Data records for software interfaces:

-- Opening Marker --

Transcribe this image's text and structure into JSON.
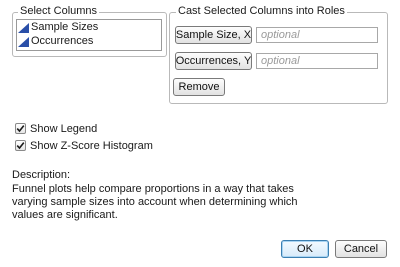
{
  "select_columns": {
    "title": "Select Columns",
    "items": [
      {
        "label": "Sample Sizes",
        "icon": "continuous-column-icon"
      },
      {
        "label": "Occurrences",
        "icon": "continuous-column-icon"
      }
    ]
  },
  "cast_roles": {
    "title": "Cast Selected Columns into Roles",
    "roles": [
      {
        "button_label": "Sample Size, X",
        "placeholder": "optional"
      },
      {
        "button_label": "Occurrences, Y",
        "placeholder": "optional"
      }
    ],
    "remove_label": "Remove"
  },
  "options": {
    "show_legend": {
      "label": "Show Legend",
      "checked": true
    },
    "show_zscore": {
      "label": "Show Z-Score Histogram",
      "checked": true
    }
  },
  "description": {
    "label": "Description:",
    "text": "Funnel plots help compare proportions in a way that takes varying sample sizes into account when determining which values are significant."
  },
  "buttons": {
    "ok_label": "OK",
    "cancel_label": "Cancel"
  },
  "colors": {
    "column_icon": "#2a4fa8",
    "default_button_border": "#3c7fb1"
  }
}
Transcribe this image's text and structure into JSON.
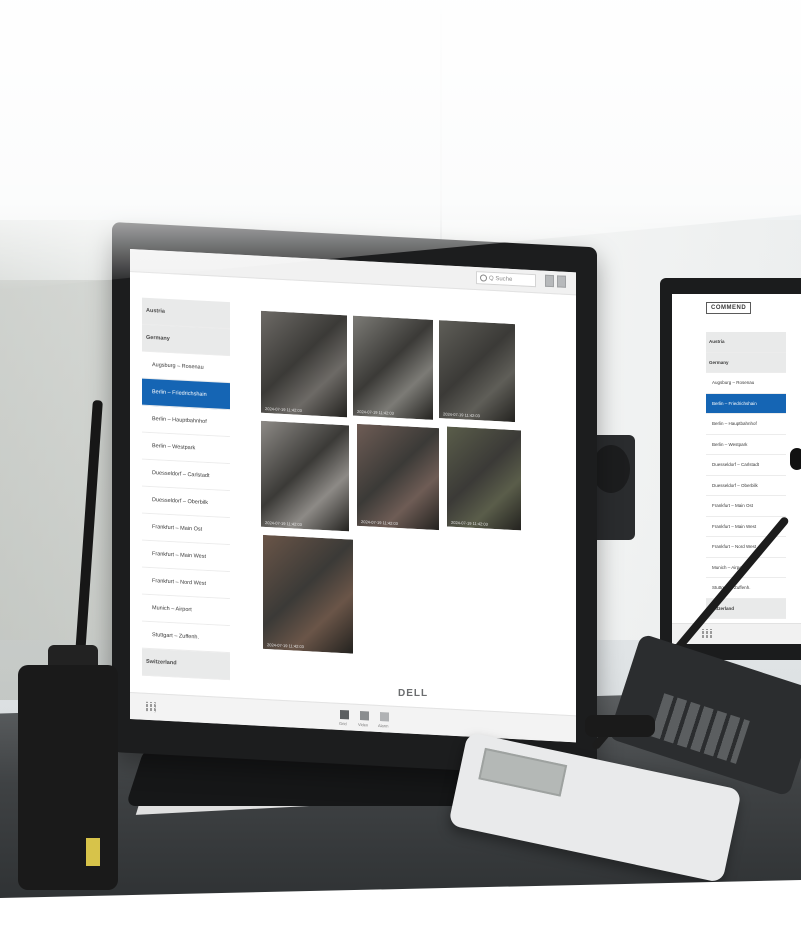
{
  "main_monitor": {
    "brand": "DELL",
    "search_placeholder": "Q Suche",
    "sidebar": [
      {
        "label": "Austria",
        "type": "country"
      },
      {
        "label": "Germany",
        "type": "country"
      },
      {
        "label": "Augsburg – Rosenau",
        "type": "item"
      },
      {
        "label": "Berlin – Friedrichshain",
        "type": "item",
        "active": true
      },
      {
        "label": "Berlin – Hauptbahnhof",
        "type": "item"
      },
      {
        "label": "Berlin – Westpark",
        "type": "item"
      },
      {
        "label": "Duesseldorf – Carlstadt",
        "type": "item"
      },
      {
        "label": "Duesseldorf – Oberbilk",
        "type": "item"
      },
      {
        "label": "Frankfurt – Main Ost",
        "type": "item"
      },
      {
        "label": "Frankfurt – Main West",
        "type": "item"
      },
      {
        "label": "Frankfurt – Nord West",
        "type": "item"
      },
      {
        "label": "Munich – Airport",
        "type": "item"
      },
      {
        "label": "Stuttgart – Zuffenh.",
        "type": "item"
      },
      {
        "label": "Switzerland",
        "type": "country"
      }
    ],
    "cameras": [
      {
        "timestamp": "2024-07-19 11:42:03",
        "palette": "#6d6a66"
      },
      {
        "timestamp": "2024-07-19 11:42:03",
        "palette": "#7c7b76"
      },
      {
        "timestamp": "2024-07-19 11:42:03",
        "palette": "#5f5e58"
      },
      {
        "timestamp": "2024-07-19 11:42:03",
        "palette": "#8d8a86"
      },
      {
        "timestamp": "2024-07-19 11:42:03",
        "palette": "#6e5c55"
      },
      {
        "timestamp": "2024-07-19 11:42:03",
        "palette": "#5a5d4a"
      },
      {
        "timestamp": "2024-07-19 11:42:03",
        "palette": "#6a5548"
      }
    ],
    "bottom_buttons": [
      "Grid",
      "Video",
      "Alarm"
    ]
  },
  "secondary_monitor": {
    "logo": "COMMEND",
    "sidebar": [
      {
        "label": "Austria",
        "type": "country"
      },
      {
        "label": "Germany",
        "type": "country"
      },
      {
        "label": "Augsburg – Rosenau",
        "type": "item"
      },
      {
        "label": "Berlin – Friedrichshain",
        "type": "item",
        "active": true
      },
      {
        "label": "Berlin – Hauptbahnhof",
        "type": "item"
      },
      {
        "label": "Berlin – Westpark",
        "type": "item"
      },
      {
        "label": "Duesseldorf – Carlstadt",
        "type": "item"
      },
      {
        "label": "Duesseldorf – Oberbilk",
        "type": "item"
      },
      {
        "label": "Frankfurt – Main Ost",
        "type": "item"
      },
      {
        "label": "Frankfurt – Main West",
        "type": "item"
      },
      {
        "label": "Frankfurt – Nord West",
        "type": "item"
      },
      {
        "label": "Munich – Airport",
        "type": "item"
      },
      {
        "label": "Stuttgart – Zuffenh.",
        "type": "item"
      },
      {
        "label": "Switzerland",
        "type": "country"
      }
    ]
  },
  "colors": {
    "accent": "#1565b4",
    "sidebar_country_bg": "#e9eaea"
  }
}
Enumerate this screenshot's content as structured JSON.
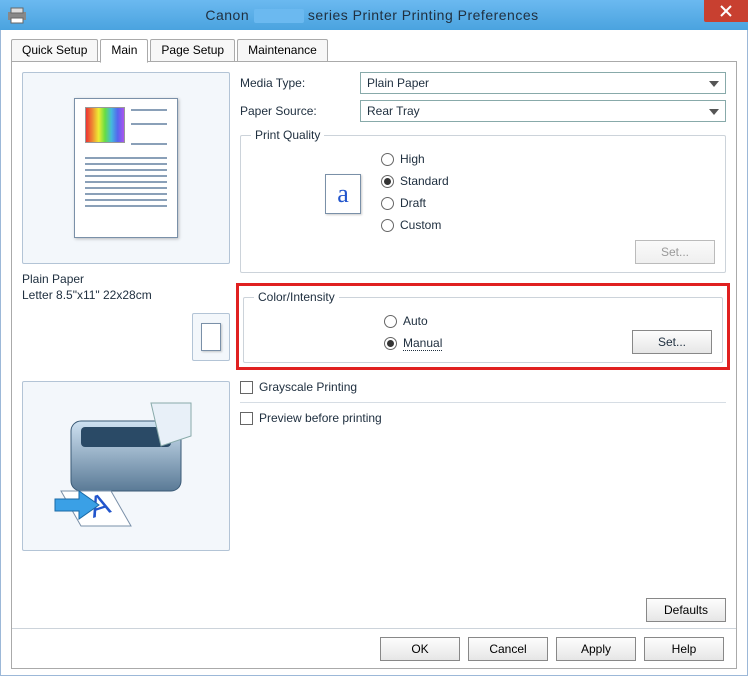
{
  "window": {
    "title_prefix": "Canon",
    "title_suffix": "series Printer Printing Preferences"
  },
  "tabs": [
    "Quick Setup",
    "Main",
    "Page Setup",
    "Maintenance"
  ],
  "active_tab": 1,
  "left": {
    "media_label": "Plain Paper",
    "size_label": "Letter 8.5\"x11\" 22x28cm"
  },
  "main": {
    "media_type": {
      "label": "Media Type:",
      "value": "Plain Paper"
    },
    "paper_source": {
      "label": "Paper Source:",
      "value": "Rear Tray"
    },
    "print_quality": {
      "legend": "Print Quality",
      "options": [
        "High",
        "Standard",
        "Draft",
        "Custom"
      ],
      "selected": 1,
      "set_button": "Set..."
    },
    "color_intensity": {
      "legend": "Color/Intensity",
      "options": [
        "Auto",
        "Manual"
      ],
      "selected": 1,
      "set_button": "Set..."
    },
    "grayscale": "Grayscale Printing",
    "preview": "Preview before printing",
    "defaults": "Defaults"
  },
  "buttons": {
    "ok": "OK",
    "cancel": "Cancel",
    "apply": "Apply",
    "help": "Help"
  }
}
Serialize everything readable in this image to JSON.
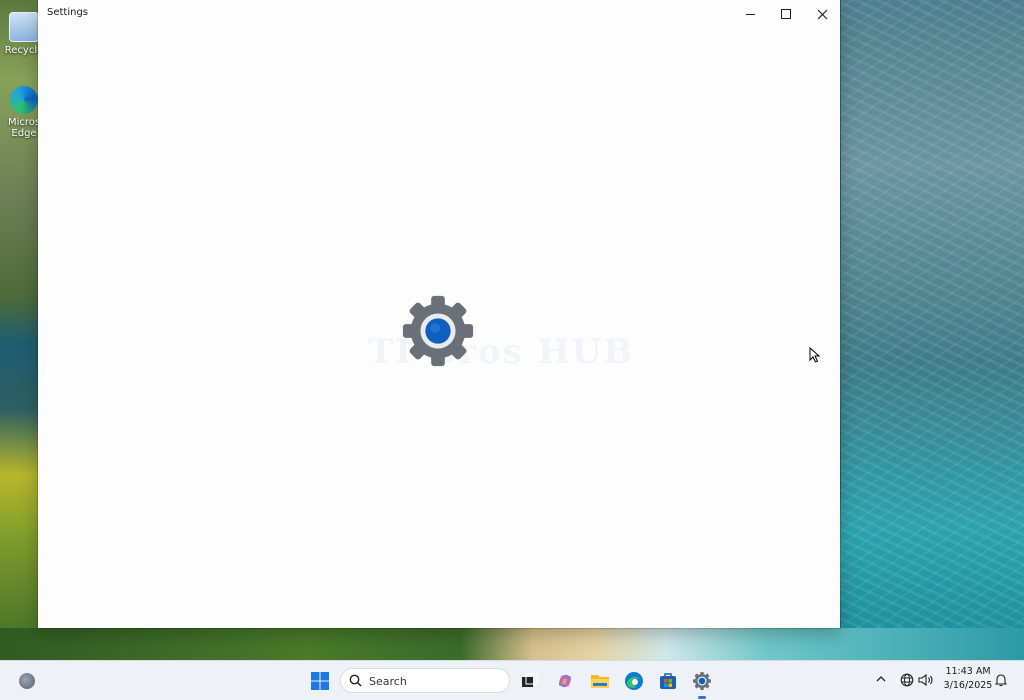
{
  "desktop": {
    "icons": [
      {
        "label": "Recycle"
      },
      {
        "label": "Micros Edge"
      }
    ]
  },
  "window": {
    "title": "Settings",
    "watermark": "TI Gros HUB"
  },
  "taskbar": {
    "search_placeholder": "Search",
    "clock": {
      "time": "11:43 AM",
      "date": "3/16/2025"
    }
  },
  "colors": {
    "accent": "#0f5fc0",
    "gear_grey": "#6b6f78"
  }
}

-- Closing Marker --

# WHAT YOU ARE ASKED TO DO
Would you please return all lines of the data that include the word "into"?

# SOLUTION TO THE PROBLEM
Transcribe this image's text and structure into JSON.
    "title": "Cast Selected Columns into Roles",
    "text": "Funnel plots help compare proportions in a way that takes varying sample sizes into account when determining which values are significant."
Transcribe this image's text and structure into JSON.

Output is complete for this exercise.